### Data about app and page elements

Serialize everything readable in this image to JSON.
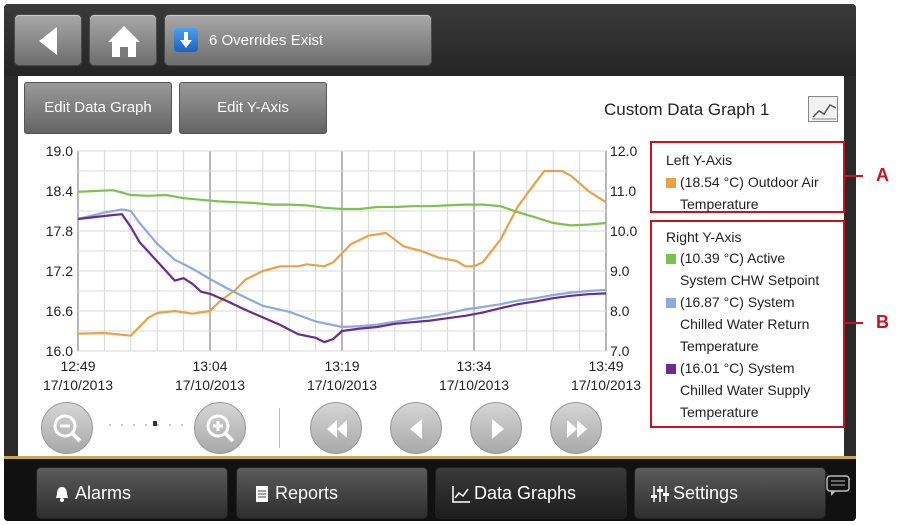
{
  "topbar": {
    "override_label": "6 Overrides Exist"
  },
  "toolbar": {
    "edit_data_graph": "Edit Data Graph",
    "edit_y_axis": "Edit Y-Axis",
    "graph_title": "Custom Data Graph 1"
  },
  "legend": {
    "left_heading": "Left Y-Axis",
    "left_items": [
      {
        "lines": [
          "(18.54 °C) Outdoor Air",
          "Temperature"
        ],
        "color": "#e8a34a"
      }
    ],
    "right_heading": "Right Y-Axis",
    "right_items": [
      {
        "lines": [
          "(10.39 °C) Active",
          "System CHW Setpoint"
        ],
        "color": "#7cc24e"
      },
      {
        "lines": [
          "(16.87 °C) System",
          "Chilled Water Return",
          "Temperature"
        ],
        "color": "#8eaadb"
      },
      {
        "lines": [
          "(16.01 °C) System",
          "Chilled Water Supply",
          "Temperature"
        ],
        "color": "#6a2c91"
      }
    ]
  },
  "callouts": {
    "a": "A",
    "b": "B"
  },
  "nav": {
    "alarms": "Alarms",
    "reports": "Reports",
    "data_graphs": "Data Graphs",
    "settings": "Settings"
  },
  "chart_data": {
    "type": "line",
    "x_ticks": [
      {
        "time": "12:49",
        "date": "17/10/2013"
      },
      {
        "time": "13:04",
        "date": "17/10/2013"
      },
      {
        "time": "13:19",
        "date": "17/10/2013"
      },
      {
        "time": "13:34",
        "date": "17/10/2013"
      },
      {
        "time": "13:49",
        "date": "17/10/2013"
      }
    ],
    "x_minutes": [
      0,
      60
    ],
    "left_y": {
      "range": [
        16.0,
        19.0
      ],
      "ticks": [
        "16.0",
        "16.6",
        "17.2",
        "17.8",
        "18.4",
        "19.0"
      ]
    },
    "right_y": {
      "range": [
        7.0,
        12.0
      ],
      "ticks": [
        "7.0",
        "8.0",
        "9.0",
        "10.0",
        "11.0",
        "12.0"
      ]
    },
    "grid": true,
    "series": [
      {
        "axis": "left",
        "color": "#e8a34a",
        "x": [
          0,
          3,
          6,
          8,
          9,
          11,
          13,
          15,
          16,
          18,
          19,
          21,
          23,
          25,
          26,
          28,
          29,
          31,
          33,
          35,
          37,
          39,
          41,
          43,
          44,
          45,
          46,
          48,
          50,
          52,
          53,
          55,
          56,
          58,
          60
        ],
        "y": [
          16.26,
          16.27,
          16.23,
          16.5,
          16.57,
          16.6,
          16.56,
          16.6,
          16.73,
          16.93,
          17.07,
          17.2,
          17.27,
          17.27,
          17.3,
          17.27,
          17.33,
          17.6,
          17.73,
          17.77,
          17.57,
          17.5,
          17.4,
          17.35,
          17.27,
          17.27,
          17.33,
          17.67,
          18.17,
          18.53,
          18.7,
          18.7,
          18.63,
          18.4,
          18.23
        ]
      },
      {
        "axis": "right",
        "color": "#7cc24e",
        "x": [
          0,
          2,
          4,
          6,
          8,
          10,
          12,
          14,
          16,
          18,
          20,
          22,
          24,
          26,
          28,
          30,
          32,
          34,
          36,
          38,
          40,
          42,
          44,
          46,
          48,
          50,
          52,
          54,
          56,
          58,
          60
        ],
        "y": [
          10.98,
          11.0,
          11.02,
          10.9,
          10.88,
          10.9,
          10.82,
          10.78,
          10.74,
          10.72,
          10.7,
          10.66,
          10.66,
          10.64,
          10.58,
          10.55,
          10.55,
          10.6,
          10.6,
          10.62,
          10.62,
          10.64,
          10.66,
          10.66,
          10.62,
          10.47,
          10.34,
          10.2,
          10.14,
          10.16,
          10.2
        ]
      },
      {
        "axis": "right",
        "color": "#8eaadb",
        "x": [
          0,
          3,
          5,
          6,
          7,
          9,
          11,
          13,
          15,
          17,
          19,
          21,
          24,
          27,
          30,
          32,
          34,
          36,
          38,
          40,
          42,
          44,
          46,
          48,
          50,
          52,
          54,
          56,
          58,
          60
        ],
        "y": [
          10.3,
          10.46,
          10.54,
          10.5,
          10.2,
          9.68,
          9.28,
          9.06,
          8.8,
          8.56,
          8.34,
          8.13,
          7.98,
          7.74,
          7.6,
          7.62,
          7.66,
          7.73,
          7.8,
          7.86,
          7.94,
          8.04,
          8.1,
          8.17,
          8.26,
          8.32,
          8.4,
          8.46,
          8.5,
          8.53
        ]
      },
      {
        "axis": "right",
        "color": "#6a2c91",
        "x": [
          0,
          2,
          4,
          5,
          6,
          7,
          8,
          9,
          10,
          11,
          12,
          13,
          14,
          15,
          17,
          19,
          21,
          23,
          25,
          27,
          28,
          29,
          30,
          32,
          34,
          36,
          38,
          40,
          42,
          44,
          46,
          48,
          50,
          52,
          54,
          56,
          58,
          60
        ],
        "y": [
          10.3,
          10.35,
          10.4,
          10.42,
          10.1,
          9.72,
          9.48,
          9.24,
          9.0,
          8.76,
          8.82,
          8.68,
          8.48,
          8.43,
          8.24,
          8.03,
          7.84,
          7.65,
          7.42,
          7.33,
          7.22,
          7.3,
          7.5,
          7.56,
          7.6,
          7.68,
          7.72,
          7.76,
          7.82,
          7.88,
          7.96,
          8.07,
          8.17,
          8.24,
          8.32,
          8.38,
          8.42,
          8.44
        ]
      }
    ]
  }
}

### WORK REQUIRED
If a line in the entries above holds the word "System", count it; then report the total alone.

### OUTPUT OF THE EXERCISE
3